01. The Fundamentals

While there are many types of agave, only one variety — Weber Blue Agave — can be used to make tequila. understanding the plant, how and where it grows, and how it is harvested is essential in understanding tequila production.
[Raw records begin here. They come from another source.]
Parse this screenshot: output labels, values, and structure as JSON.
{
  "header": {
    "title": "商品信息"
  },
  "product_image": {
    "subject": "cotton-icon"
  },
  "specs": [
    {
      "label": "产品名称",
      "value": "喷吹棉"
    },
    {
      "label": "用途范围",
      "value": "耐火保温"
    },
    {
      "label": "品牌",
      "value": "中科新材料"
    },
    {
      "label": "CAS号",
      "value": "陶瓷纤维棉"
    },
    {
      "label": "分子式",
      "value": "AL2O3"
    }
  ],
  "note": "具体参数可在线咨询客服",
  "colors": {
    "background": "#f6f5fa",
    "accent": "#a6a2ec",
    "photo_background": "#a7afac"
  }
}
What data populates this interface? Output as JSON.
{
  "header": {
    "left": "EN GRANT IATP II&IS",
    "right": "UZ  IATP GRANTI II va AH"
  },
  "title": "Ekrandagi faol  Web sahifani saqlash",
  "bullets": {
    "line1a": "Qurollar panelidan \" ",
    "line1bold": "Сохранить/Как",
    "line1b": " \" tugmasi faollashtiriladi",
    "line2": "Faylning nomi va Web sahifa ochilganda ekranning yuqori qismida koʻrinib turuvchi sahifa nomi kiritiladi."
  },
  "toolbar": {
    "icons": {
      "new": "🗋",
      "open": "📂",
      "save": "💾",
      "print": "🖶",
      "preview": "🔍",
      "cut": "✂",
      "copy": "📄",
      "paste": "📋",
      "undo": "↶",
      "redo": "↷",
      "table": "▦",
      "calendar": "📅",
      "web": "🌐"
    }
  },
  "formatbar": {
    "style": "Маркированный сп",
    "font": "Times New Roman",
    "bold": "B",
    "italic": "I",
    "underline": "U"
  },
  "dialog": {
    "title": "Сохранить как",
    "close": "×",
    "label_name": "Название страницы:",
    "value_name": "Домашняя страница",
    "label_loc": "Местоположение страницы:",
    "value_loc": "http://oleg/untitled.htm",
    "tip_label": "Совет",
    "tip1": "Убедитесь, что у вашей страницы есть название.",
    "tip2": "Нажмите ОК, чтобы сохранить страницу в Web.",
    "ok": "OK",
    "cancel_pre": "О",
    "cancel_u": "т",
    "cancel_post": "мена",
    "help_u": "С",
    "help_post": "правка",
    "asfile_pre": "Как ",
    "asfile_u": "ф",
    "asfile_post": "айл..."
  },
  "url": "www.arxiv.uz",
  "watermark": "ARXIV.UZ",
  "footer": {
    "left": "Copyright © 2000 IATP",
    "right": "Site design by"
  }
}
Despite its spiky appearance, it’s worth remembering that agave plants are not cacti. The genus agave is a collection of plants belonging to the Asparagaceae family that grow all over the world but are native to North America, with over 200 species (and untold numbers of subspecies, varieties and hybrids) distributed throughout the continent. The plants are most often found in the arid and semi-arid regions of the U.S. and Mexico to the north, on Caribbean islands, and all the way south to Colombia and Venezuela. Agaves were present in China, India and Java for hundreds of years before being identified in the Mediterranean and Europe as early as the 1500s; some suspect Christopher Columbus brought some back to Europe from his first voyage. Now they grow throughout Europe, Asia, Africa and beyond (and several of these locations have dabbled in making their own agave distillates), but about 75% of the world’s varieties are endemic to Mexico, making them one of the country’s most important and iconic resources.